In the near term, we see limited scope of further monetary easing in the coming months on account of factors, such as an elevated crude oil price, an inflationary budget and weak rupee, all of which pose upside risks to inflation. In the medium term, we could be looking at an aggregate repo rate cut of 100 basis points in FY13, of which 50 basis points has already been front-ended, along with some measures to address the liquidity deficit in the system. We hold the view that if India’s gross domestic product (GDP) growth rate continues to be below trend, we could see inflation declining further and give some room to RBI to initiate further rate cuts in the latter half of FY13.
We believe that short-term income funds, which have an average maturity of two to three years, will do well for investors in the current scenario. While the yield curve has steepened mildly post-rate cut in April, further steps to ease liquidity and falling inflation are expected to lead to decline in short-term rates and steepen the curve further over the next 12 to 15 months. In such a scenario, short-term income funds can outperform the ultra-short and liquid funds.
In the longer end, government securities’ (G-Sec) yields are likely to be range-bound. While the supply pressure, accompanied with limited scope of monetary easing, could put a floor to yields, the magnitude of Open Market Operations (OMO) could potentially put a cap on yields. Since we are not expected to see a steady decline in G-Sec yields, funds which will be actively and dynamically managed, can gain from the market opportunities. Such funds have the flexibility to invest across fixed income assets and can be looked at with a medium-term horizon of 18 months and above.

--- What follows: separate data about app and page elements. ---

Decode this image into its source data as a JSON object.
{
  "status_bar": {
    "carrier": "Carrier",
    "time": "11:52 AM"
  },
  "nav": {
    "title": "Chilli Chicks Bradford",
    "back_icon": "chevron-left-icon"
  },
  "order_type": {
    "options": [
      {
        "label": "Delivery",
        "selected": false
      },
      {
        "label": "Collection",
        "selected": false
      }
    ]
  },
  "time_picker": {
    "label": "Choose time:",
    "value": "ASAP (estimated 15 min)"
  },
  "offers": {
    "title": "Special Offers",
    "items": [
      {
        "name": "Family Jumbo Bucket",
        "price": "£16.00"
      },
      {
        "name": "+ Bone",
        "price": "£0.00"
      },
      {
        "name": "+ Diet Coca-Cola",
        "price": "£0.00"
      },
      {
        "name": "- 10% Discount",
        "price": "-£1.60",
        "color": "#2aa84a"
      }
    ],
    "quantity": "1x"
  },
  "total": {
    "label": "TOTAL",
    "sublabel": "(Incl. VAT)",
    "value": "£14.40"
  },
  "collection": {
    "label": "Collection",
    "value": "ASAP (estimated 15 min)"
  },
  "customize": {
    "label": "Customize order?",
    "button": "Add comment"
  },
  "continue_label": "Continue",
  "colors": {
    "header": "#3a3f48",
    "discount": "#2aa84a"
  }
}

The author is Group President & Head – Fixed Income, UTI Mutual Fund